═════ Stored data ═════

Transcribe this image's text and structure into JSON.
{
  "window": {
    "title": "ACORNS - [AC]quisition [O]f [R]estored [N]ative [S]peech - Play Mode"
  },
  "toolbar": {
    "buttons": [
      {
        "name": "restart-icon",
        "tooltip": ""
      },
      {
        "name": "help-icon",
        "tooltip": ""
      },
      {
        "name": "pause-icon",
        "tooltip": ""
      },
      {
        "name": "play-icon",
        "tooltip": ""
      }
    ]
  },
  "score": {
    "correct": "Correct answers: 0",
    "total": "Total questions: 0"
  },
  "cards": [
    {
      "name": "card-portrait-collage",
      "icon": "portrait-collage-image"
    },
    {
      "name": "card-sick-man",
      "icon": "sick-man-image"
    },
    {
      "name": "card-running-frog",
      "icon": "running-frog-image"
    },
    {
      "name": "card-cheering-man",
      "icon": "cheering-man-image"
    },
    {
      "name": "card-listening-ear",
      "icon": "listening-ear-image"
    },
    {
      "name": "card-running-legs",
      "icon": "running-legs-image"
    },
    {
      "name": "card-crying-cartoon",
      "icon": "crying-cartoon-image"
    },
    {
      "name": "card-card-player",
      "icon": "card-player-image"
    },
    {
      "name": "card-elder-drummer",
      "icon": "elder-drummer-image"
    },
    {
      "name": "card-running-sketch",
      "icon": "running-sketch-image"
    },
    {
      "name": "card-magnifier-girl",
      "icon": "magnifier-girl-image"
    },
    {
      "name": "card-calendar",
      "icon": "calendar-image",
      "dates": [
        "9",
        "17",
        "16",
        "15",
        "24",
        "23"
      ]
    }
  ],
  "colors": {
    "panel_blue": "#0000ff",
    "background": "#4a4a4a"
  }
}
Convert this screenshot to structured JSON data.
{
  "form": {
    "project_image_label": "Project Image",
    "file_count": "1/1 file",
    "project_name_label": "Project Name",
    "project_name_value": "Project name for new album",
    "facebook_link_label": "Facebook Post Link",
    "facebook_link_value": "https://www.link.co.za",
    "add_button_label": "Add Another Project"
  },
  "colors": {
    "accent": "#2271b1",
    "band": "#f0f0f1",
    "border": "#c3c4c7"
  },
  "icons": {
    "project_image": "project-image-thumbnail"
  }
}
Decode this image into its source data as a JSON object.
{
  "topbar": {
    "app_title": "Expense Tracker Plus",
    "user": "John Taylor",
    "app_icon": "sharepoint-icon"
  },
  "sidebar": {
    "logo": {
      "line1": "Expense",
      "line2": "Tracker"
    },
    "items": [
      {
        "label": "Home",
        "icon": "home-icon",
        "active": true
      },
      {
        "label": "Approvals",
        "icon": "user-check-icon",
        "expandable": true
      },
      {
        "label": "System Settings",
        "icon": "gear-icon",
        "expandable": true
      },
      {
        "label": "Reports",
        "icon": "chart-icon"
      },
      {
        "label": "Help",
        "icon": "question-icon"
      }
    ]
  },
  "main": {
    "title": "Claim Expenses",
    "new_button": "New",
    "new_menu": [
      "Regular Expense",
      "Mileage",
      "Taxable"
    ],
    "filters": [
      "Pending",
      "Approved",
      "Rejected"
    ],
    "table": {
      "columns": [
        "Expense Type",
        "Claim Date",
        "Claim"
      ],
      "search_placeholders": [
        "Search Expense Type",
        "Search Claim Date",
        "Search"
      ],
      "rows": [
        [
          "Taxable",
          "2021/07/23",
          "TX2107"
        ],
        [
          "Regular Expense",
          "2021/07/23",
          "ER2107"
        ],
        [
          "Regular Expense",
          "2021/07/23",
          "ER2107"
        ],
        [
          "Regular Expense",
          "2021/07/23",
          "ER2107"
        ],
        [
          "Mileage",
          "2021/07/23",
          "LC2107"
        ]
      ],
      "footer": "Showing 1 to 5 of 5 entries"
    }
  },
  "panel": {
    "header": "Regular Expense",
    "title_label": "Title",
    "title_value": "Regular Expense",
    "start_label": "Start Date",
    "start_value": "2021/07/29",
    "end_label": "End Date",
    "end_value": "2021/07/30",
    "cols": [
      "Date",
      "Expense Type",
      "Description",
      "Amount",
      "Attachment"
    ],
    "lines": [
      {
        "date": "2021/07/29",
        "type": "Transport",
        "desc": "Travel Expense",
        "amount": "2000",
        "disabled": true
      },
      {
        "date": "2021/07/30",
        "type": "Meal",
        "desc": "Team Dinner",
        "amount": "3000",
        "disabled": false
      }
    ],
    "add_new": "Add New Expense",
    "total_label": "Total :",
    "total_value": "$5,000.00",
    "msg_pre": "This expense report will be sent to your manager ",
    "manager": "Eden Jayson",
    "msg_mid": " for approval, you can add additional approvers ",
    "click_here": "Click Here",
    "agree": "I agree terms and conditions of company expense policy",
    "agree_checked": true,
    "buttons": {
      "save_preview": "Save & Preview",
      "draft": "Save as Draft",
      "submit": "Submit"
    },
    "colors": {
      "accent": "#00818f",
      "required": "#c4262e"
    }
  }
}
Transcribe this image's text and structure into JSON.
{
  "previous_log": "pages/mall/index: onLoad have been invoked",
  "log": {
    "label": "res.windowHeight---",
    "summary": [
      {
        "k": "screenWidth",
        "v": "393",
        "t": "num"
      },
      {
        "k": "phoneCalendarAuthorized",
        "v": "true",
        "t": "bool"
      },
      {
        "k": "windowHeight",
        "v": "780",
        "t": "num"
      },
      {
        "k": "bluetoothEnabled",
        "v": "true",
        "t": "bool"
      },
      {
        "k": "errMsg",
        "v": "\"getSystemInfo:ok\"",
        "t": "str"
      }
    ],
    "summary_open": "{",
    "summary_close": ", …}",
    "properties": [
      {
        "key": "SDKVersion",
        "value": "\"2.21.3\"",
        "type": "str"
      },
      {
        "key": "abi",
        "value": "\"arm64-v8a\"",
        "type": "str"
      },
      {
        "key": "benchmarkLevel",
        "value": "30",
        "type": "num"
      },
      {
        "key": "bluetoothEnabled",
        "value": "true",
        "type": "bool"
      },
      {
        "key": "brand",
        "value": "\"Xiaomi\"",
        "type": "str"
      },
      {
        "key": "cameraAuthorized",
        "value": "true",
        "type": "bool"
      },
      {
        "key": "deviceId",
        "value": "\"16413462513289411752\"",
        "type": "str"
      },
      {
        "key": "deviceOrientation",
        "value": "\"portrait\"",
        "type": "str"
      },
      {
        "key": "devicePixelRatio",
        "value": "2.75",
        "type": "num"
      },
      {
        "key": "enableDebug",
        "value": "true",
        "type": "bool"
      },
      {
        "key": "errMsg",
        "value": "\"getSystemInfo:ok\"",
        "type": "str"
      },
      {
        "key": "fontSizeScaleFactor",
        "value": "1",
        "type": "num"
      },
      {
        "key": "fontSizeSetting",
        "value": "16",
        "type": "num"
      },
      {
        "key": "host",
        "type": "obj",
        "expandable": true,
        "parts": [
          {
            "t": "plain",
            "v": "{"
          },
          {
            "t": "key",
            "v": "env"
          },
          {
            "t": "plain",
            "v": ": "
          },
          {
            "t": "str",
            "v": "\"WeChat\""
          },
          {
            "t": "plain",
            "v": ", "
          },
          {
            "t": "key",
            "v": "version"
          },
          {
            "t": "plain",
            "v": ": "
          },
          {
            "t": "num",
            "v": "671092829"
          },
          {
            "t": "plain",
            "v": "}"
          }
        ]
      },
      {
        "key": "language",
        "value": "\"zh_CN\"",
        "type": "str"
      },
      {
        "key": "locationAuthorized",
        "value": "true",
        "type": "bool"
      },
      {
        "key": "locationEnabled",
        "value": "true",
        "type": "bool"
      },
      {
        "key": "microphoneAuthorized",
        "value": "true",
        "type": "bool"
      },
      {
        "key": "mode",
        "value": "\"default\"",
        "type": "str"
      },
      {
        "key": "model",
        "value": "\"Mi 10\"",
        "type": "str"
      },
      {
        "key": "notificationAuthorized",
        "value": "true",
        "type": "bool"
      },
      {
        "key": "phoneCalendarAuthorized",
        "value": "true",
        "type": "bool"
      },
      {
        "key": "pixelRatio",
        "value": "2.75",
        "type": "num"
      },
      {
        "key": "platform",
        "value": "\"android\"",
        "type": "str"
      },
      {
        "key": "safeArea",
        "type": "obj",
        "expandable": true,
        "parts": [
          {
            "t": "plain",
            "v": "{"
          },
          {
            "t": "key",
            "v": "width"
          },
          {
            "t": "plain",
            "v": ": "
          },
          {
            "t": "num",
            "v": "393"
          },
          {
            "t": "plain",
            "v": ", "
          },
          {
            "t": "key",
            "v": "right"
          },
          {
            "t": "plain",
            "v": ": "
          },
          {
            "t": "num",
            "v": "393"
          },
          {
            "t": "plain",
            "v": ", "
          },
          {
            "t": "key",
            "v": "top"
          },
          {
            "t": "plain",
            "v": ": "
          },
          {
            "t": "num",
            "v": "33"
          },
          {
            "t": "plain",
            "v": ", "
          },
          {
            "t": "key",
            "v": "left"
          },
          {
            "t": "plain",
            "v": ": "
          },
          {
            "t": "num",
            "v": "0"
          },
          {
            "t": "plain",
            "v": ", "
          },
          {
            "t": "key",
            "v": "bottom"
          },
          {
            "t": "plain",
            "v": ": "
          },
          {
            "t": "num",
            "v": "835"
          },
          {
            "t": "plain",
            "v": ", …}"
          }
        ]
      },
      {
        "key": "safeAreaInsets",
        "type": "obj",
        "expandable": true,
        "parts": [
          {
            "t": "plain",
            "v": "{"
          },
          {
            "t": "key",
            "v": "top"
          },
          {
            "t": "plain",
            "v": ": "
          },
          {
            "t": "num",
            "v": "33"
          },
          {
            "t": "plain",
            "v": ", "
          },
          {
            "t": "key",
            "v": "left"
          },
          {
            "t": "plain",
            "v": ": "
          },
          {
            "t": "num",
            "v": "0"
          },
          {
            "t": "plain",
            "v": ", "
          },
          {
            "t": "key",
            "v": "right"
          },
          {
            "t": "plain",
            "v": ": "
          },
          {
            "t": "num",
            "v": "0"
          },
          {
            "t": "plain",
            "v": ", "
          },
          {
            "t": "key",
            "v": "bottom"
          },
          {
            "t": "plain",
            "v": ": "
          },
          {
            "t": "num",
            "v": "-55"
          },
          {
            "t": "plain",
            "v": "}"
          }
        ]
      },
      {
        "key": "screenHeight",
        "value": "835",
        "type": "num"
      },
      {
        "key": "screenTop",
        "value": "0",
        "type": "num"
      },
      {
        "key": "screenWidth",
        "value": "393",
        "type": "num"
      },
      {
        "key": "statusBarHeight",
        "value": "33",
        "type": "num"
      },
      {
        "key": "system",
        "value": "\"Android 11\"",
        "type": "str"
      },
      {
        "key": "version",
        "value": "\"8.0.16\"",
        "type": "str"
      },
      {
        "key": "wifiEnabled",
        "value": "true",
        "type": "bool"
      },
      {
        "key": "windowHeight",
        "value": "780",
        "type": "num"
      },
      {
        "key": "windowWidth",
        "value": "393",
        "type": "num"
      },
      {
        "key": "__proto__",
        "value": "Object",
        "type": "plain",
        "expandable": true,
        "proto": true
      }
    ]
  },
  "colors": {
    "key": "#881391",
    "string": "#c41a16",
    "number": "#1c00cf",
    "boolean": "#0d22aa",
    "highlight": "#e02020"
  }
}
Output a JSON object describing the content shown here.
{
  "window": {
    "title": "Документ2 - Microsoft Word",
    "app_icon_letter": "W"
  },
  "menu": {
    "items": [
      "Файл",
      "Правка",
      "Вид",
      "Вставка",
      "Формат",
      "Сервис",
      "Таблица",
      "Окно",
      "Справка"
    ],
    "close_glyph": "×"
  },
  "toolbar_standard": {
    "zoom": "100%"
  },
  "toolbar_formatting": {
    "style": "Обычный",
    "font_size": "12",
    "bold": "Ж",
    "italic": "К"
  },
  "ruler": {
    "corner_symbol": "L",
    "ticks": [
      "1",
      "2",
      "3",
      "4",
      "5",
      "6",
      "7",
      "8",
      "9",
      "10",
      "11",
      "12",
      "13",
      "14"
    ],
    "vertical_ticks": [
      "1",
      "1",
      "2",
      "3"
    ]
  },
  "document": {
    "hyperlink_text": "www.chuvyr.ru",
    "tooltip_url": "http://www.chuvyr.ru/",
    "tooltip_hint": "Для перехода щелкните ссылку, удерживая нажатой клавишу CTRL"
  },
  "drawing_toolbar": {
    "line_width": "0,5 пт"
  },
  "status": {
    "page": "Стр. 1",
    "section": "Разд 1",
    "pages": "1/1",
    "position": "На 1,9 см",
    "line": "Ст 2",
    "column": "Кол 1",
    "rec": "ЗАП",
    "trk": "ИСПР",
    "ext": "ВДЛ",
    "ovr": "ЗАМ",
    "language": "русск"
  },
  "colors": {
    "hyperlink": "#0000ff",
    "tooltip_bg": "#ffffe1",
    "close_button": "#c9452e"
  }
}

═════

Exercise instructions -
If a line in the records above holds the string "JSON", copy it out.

Expected answer -
Transcribe this image's text and structure into JSON.
Convert this screenshot to structured JSON data.
Decode this image into its source data as a JSON object.
Transcribe this image's text and structure into JSON.
Output a JSON object describing the content shown here.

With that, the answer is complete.